#### Work task
If an entry includes an image, drop the image and copy the rest verbatim.

#### Exercise materials
+ + +
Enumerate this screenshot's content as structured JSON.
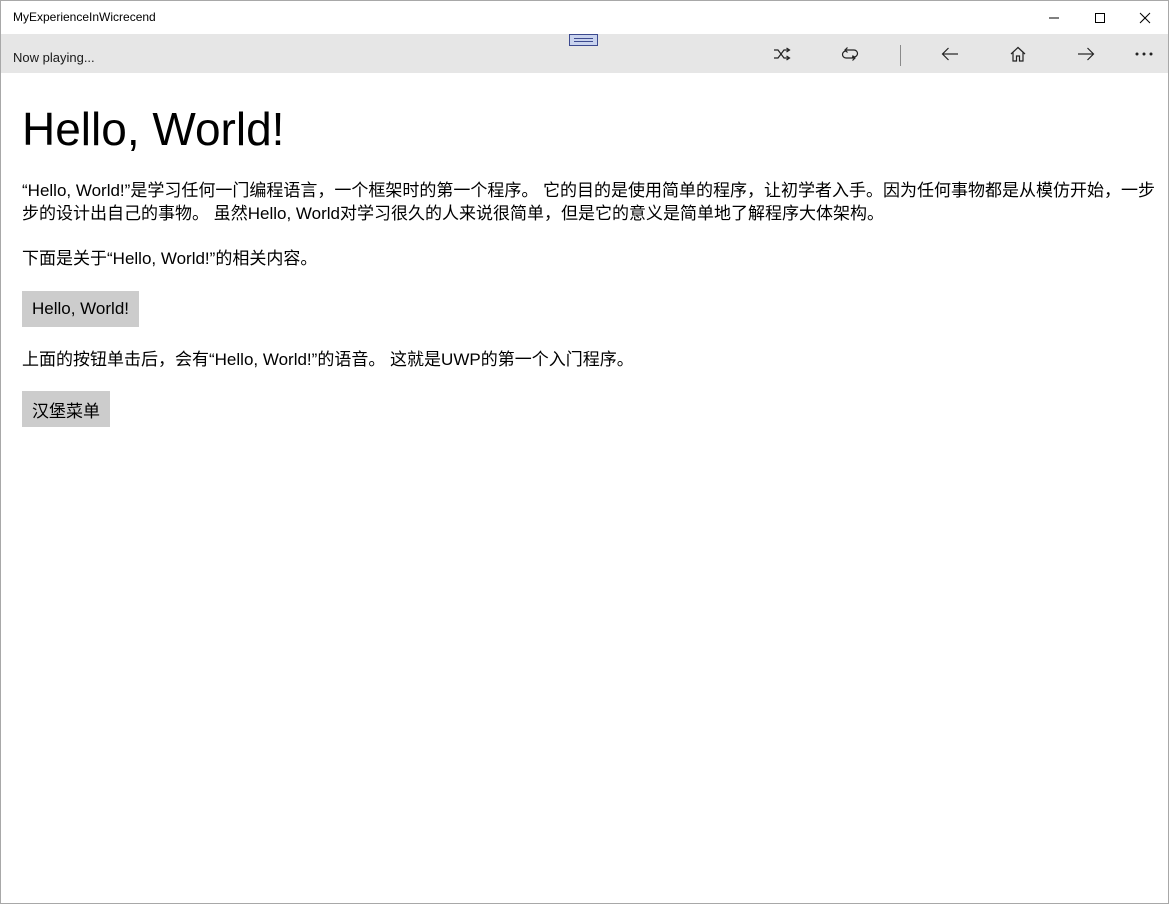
{
  "window": {
    "title": "MyExperienceInWicrecend",
    "controls": {
      "minimize_icon": "minimize-icon",
      "maximize_icon": "maximize-icon",
      "close_icon": "close-icon"
    }
  },
  "commandbar": {
    "status_text": "Now playing...",
    "buttons": [
      {
        "name": "shuffle",
        "icon": "shuffle-icon"
      },
      {
        "name": "repeat",
        "icon": "repeat-icon"
      },
      {
        "name": "back",
        "icon": "arrow-left-icon"
      },
      {
        "name": "home",
        "icon": "home-icon"
      },
      {
        "name": "forward",
        "icon": "arrow-right-icon"
      },
      {
        "name": "more",
        "icon": "more-icon"
      }
    ],
    "background": "#e6e6e6"
  },
  "main": {
    "heading": "Hello, World!",
    "paragraph1": "“Hello, World!”是学习任何一门编程语言，一个框架时的第一个程序。 它的目的是使用简单的程序，让初学者入手。因为任何事物都是从模仿开始，一步步的设计出自己的事物。 虽然Hello, World对学习很久的人来说很简单，但是它的意义是简单地了解程序大体架构。",
    "paragraph2": "下面是关于“Hello, World!”的相关内容。",
    "hello_button": "Hello, World!",
    "paragraph3": "上面的按钮单击后，会有“Hello, World!”的语音。 这就是UWP的第一个入门程序。",
    "menu_button": "汉堡菜单",
    "button_color": "#cccccc"
  }
}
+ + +
#### Response to this task
Enumerate this screenshot's content as structured JSON.
{
  "window": {
    "title": "MyExperienceInWicrecend",
    "controls": {
      "minimize_icon": "minimize-icon",
      "maximize_icon": "maximize-icon",
      "close_icon": "close-icon"
    }
  },
  "commandbar": {
    "status_text": "Now playing...",
    "buttons": [
      {
        "name": "shuffle",
        "icon": "shuffle-icon"
      },
      {
        "name": "repeat",
        "icon": "repeat-icon"
      },
      {
        "name": "back",
        "icon": "arrow-left-icon"
      },
      {
        "name": "home",
        "icon": "home-icon"
      },
      {
        "name": "forward",
        "icon": "arrow-right-icon"
      },
      {
        "name": "more",
        "icon": "more-icon"
      }
    ],
    "background": "#e6e6e6"
  },
  "main": {
    "heading": "Hello, World!",
    "paragraph1": "“Hello, World!”是学习任何一门编程语言，一个框架时的第一个程序。 它的目的是使用简单的程序，让初学者入手。因为任何事物都是从模仿开始，一步步的设计出自己的事物。 虽然Hello, World对学习很久的人来说很简单，但是它的意义是简单地了解程序大体架构。",
    "paragraph2": "下面是关于“Hello, World!”的相关内容。",
    "hello_button": "Hello, World!",
    "paragraph3": "上面的按钮单击后，会有“Hello, World!”的语音。 这就是UWP的第一个入门程序。",
    "menu_button": "汉堡菜单",
    "button_color": "#cccccc"
  }
}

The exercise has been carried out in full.